(Interface dataset entries)
▼▼▼
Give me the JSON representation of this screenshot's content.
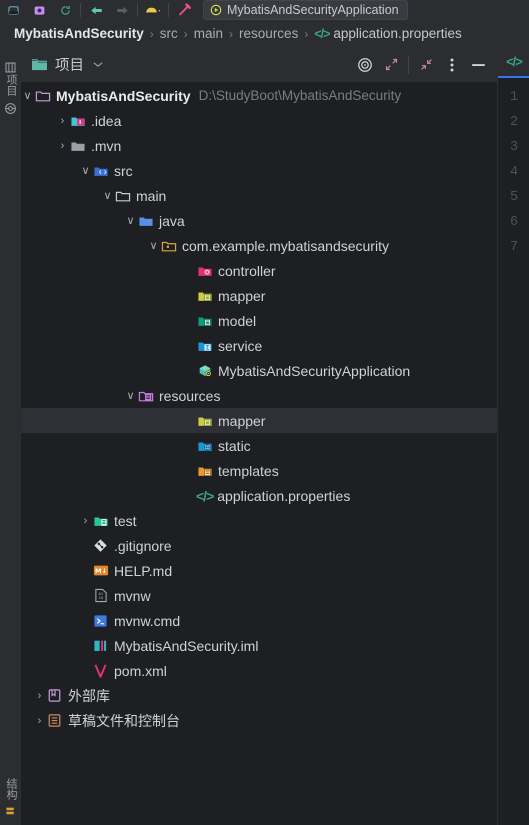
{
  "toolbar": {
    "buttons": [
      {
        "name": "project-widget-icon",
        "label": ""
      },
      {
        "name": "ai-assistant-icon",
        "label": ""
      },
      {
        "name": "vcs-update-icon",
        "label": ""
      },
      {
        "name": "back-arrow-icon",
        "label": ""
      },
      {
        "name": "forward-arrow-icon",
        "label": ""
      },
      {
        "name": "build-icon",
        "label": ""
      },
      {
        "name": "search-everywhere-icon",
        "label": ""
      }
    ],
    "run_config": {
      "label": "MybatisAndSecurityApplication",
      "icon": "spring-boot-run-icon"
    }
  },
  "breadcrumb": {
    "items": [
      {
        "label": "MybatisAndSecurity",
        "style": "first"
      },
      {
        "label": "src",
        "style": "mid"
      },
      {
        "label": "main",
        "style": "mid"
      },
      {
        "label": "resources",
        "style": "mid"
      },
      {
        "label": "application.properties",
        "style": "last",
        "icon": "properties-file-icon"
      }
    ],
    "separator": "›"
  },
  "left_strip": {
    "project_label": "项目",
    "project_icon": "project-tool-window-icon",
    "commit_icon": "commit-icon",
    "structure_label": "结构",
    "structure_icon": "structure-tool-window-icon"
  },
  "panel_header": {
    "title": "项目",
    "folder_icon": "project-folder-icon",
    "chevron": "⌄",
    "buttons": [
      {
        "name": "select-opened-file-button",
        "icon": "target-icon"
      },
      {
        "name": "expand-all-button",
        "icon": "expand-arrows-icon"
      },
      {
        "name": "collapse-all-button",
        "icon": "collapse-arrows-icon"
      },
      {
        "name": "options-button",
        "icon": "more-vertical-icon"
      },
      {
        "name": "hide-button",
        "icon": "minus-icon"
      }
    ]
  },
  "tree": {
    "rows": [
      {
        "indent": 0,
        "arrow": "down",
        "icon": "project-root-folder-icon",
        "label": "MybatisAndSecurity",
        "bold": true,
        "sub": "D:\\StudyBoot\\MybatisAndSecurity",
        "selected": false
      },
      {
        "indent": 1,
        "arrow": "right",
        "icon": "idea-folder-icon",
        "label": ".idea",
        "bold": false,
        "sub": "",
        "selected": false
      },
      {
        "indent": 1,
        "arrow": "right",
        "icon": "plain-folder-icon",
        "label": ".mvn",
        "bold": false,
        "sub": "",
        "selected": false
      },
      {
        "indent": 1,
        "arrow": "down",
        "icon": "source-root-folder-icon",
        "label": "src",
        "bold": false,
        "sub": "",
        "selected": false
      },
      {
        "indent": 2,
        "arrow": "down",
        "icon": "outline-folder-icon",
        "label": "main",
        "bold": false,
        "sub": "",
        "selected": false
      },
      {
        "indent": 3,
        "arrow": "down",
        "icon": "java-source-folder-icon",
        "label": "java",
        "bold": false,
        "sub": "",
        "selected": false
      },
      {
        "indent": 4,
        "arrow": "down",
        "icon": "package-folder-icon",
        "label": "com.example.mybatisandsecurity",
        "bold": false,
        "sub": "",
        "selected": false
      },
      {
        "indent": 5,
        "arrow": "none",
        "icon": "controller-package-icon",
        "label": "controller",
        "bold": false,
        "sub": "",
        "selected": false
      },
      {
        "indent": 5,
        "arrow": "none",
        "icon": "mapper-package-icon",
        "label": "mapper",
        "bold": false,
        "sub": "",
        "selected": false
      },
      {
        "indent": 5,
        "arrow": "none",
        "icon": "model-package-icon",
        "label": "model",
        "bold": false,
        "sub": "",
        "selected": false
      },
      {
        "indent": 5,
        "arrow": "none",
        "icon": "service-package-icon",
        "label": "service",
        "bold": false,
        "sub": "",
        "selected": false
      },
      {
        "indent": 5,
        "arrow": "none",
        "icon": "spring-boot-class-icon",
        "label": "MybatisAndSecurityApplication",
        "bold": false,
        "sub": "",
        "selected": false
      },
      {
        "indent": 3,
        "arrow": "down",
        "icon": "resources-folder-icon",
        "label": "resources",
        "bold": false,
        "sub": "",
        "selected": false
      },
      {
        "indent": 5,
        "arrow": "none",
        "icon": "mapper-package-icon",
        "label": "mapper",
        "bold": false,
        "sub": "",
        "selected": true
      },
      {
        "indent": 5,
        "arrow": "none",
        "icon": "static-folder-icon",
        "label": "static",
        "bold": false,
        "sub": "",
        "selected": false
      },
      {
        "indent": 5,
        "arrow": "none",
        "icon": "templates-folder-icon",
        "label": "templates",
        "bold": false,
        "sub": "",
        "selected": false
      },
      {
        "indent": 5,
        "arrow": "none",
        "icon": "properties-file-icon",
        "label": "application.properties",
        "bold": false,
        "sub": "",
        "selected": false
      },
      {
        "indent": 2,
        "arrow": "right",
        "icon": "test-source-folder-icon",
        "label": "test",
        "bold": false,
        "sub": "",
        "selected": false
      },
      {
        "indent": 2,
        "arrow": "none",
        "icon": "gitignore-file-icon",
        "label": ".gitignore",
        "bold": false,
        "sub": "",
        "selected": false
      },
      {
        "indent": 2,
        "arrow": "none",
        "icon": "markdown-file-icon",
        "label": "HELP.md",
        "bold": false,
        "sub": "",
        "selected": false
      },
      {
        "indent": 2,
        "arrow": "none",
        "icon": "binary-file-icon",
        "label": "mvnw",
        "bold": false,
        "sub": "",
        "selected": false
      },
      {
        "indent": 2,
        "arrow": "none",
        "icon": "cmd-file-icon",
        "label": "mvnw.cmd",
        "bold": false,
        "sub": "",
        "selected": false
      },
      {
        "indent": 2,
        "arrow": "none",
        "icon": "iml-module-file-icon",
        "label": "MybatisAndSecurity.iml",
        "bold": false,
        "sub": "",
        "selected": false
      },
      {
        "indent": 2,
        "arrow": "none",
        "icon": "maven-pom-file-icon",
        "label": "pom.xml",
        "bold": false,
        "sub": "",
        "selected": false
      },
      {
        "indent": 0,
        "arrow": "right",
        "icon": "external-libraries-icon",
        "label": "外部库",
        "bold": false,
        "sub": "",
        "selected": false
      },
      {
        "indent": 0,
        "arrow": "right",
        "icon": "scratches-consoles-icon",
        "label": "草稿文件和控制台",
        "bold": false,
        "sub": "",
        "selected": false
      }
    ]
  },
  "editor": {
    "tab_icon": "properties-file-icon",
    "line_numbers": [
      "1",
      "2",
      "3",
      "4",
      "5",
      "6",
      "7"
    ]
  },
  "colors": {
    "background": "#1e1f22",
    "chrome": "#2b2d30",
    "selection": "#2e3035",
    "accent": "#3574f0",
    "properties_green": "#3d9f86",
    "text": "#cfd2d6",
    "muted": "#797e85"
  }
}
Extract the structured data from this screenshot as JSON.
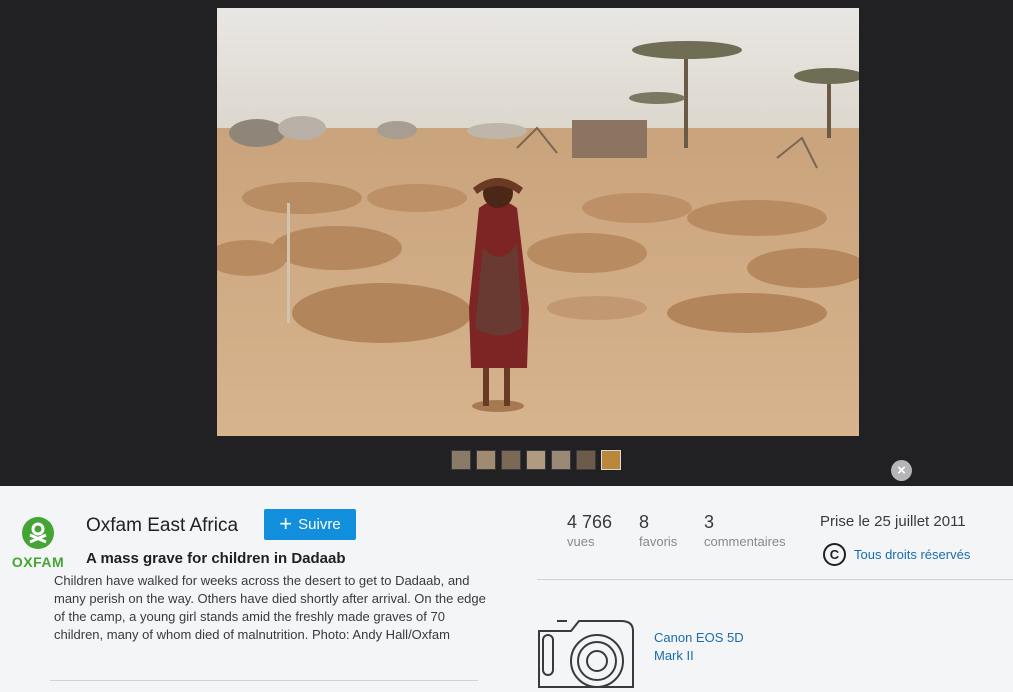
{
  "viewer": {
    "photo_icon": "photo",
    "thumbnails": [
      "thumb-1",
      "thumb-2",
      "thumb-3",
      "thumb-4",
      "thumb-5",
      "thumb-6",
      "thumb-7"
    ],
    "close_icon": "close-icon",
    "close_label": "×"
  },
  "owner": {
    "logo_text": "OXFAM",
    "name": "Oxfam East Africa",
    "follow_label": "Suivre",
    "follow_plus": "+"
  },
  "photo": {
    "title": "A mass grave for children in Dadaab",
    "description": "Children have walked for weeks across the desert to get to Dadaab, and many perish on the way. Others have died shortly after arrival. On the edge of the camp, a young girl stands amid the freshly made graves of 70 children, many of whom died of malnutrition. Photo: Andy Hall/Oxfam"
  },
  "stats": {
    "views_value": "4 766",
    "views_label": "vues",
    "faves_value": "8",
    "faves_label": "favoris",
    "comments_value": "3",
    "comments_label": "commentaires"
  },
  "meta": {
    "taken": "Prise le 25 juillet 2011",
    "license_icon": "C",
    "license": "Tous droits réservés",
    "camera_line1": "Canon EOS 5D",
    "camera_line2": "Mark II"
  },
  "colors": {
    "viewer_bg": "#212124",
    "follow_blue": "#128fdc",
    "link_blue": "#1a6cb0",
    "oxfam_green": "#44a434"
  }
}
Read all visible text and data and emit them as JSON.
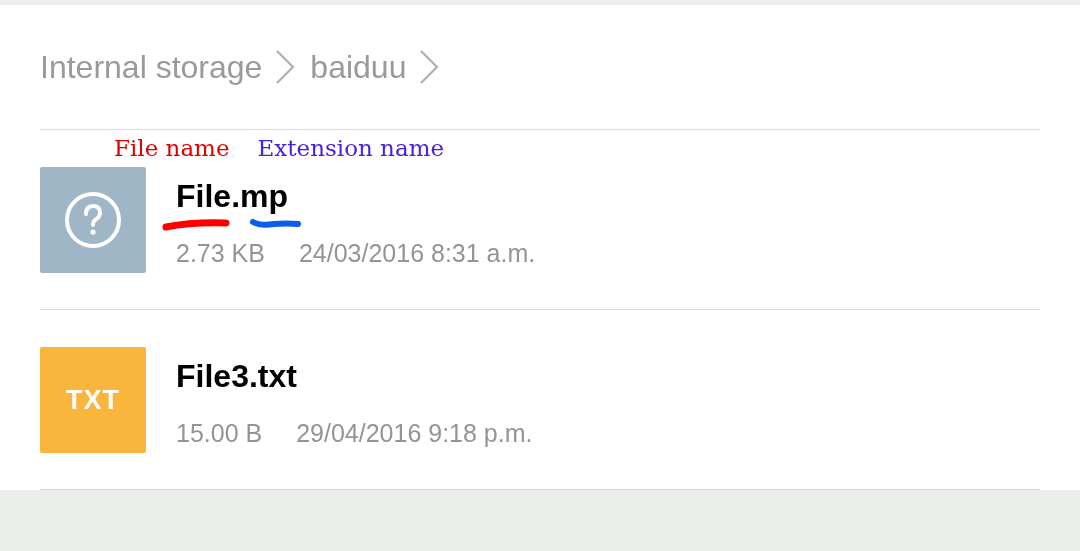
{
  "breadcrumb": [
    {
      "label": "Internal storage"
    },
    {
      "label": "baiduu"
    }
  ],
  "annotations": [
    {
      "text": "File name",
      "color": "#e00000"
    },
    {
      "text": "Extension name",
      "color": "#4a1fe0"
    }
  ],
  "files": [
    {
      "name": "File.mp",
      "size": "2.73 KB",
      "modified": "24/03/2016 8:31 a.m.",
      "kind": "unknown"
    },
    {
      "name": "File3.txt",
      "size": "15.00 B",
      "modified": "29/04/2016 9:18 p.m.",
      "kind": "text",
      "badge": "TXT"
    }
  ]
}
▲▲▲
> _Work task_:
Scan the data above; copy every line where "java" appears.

> _Response to the exercise_:
        "icon": "java-source-folder-icon",
        "label": "java",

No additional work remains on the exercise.